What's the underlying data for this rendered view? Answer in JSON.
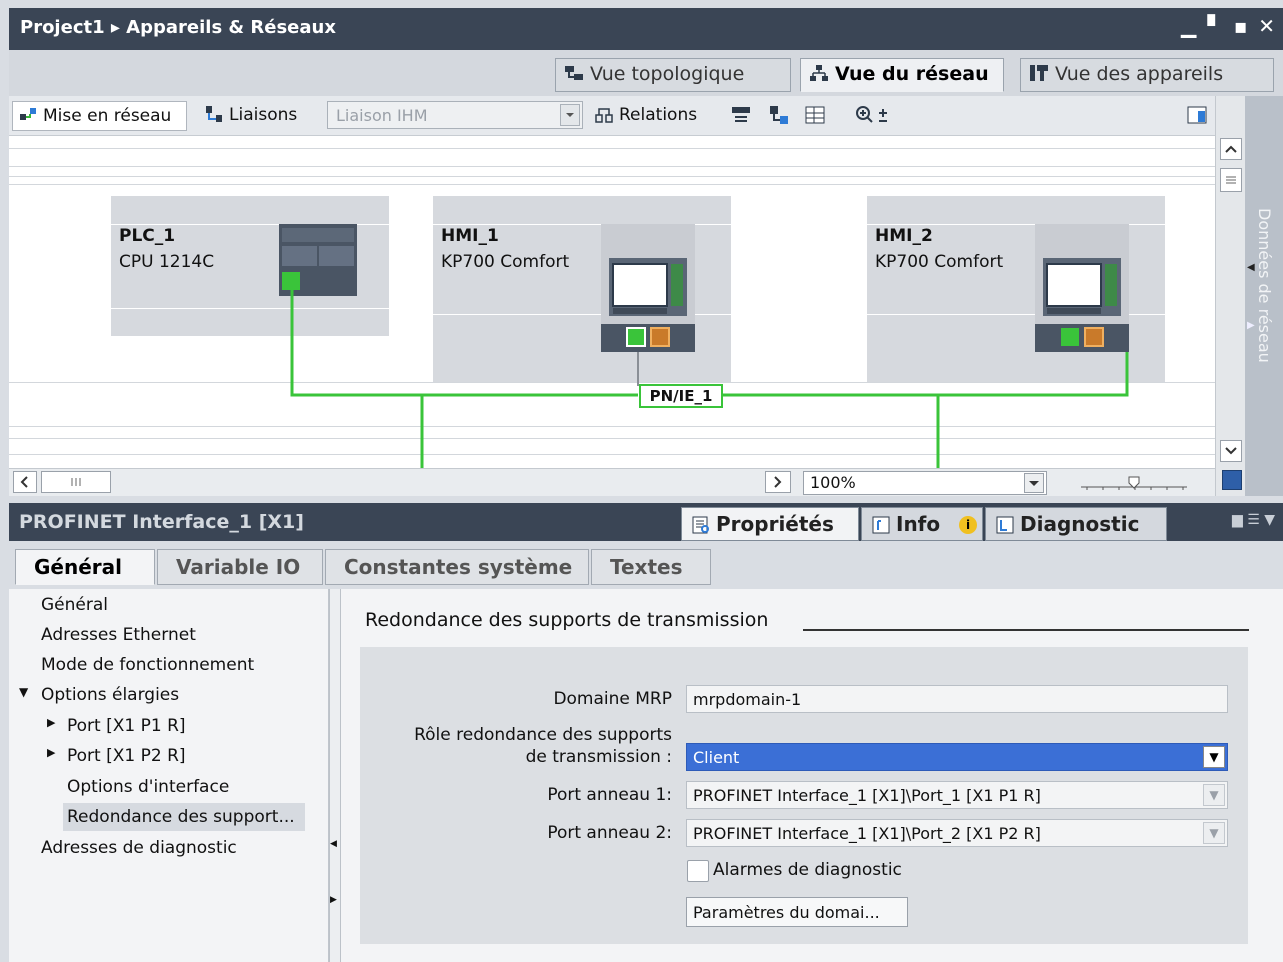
{
  "window": {
    "title": "Project1  ▸  Appareils & Réseaux",
    "controls": "▁ ▪ ▪ ✕"
  },
  "view_tabs": [
    {
      "label": "Vue topologique",
      "active": false
    },
    {
      "label": "Vue du réseau",
      "active": true
    },
    {
      "label": "Vue des appareils",
      "active": false
    }
  ],
  "toolbar": {
    "network": "Mise en réseau",
    "links": "Liaisons",
    "link_type": "Liaison IHM",
    "relations": "Relations"
  },
  "devices": [
    {
      "name": "PLC_1",
      "type": "CPU 1214C"
    },
    {
      "name": "HMI_1",
      "type": "KP700 Comfort"
    },
    {
      "name": "HMI_2",
      "type": "KP700 Comfort"
    }
  ],
  "network": {
    "subnet_label": "PN/IE_1"
  },
  "side_panel": {
    "label": "Données de réseau"
  },
  "hscroll": {
    "zoom": "100%"
  },
  "properties": {
    "title": "PROFINET Interface_1 [X1]",
    "tabs": [
      {
        "label": "Propriétés",
        "active": true
      },
      {
        "label": "Info",
        "active": false
      },
      {
        "label": "Diagnostic",
        "active": false
      }
    ],
    "subtabs": [
      {
        "label": "Général",
        "active": true
      },
      {
        "label": "Variable IO",
        "active": false
      },
      {
        "label": "Constantes système",
        "active": false
      },
      {
        "label": "Textes",
        "active": false
      }
    ],
    "nav": [
      {
        "label": "Général"
      },
      {
        "label": "Adresses Ethernet"
      },
      {
        "label": "Mode de fonctionnement"
      },
      {
        "label": "Options élargies"
      },
      {
        "label": "Port [X1 P1 R]"
      },
      {
        "label": "Port [X1 P2 R]"
      },
      {
        "label": "Options d'interface"
      },
      {
        "label": "Redondance des support..."
      },
      {
        "label": "Adresses de diagnostic"
      }
    ],
    "section": {
      "title": "Redondance des supports de transmission",
      "mrp_domain_label": "Domaine MRP",
      "mrp_domain_value": "mrpdomain-1",
      "role_label_1": "Rôle redondance des supports",
      "role_label_2": "de transmission :",
      "role_value": "Client",
      "ring1_label": "Port anneau 1:",
      "ring1_value": "PROFINET Interface_1 [X1]\\Port_1 [X1 P1 R]",
      "ring2_label": "Port anneau 2:",
      "ring2_value": "PROFINET Interface_1 [X1]\\Port_2 [X1 P2 R]",
      "diag_alarm_label": "Alarmes de diagnostic",
      "domain_params_button": "Paramètres du domai..."
    }
  }
}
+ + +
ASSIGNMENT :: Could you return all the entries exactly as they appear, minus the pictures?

ANSWER TO THIS PROBLEM ::
What's the underlying data for this rendered view? Answer in JSON.
{
  "window": {
    "title": "Project1  ▸  Appareils & Réseaux",
    "controls": "▁ ▪ ▪ ✕"
  },
  "view_tabs": [
    {
      "label": "Vue topologique",
      "active": false
    },
    {
      "label": "Vue du réseau",
      "active": true
    },
    {
      "label": "Vue des appareils",
      "active": false
    }
  ],
  "toolbar": {
    "network": "Mise en réseau",
    "links": "Liaisons",
    "link_type": "Liaison IHM",
    "relations": "Relations"
  },
  "devices": [
    {
      "name": "PLC_1",
      "type": "CPU 1214C"
    },
    {
      "name": "HMI_1",
      "type": "KP700 Comfort"
    },
    {
      "name": "HMI_2",
      "type": "KP700 Comfort"
    }
  ],
  "network": {
    "subnet_label": "PN/IE_1"
  },
  "side_panel": {
    "label": "Données de réseau"
  },
  "hscroll": {
    "zoom": "100%"
  },
  "properties": {
    "title": "PROFINET Interface_1 [X1]",
    "tabs": [
      {
        "label": "Propriétés",
        "active": true
      },
      {
        "label": "Info",
        "active": false
      },
      {
        "label": "Diagnostic",
        "active": false
      }
    ],
    "subtabs": [
      {
        "label": "Général",
        "active": true
      },
      {
        "label": "Variable IO",
        "active": false
      },
      {
        "label": "Constantes système",
        "active": false
      },
      {
        "label": "Textes",
        "active": false
      }
    ],
    "nav": [
      {
        "label": "Général"
      },
      {
        "label": "Adresses Ethernet"
      },
      {
        "label": "Mode de fonctionnement"
      },
      {
        "label": "Options élargies"
      },
      {
        "label": "Port [X1 P1 R]"
      },
      {
        "label": "Port [X1 P2 R]"
      },
      {
        "label": "Options d'interface"
      },
      {
        "label": "Redondance des support..."
      },
      {
        "label": "Adresses de diagnostic"
      }
    ],
    "section": {
      "title": "Redondance des supports de transmission",
      "mrp_domain_label": "Domaine MRP",
      "mrp_domain_value": "mrpdomain-1",
      "role_label_1": "Rôle redondance des supports",
      "role_label_2": "de transmission :",
      "role_value": "Client",
      "ring1_label": "Port anneau 1:",
      "ring1_value": "PROFINET Interface_1 [X1]\\Port_1 [X1 P1 R]",
      "ring2_label": "Port anneau 2:",
      "ring2_value": "PROFINET Interface_1 [X1]\\Port_2 [X1 P2 R]",
      "diag_alarm_label": "Alarmes de diagnostic",
      "domain_params_button": "Paramètres du domai..."
    }
  }
}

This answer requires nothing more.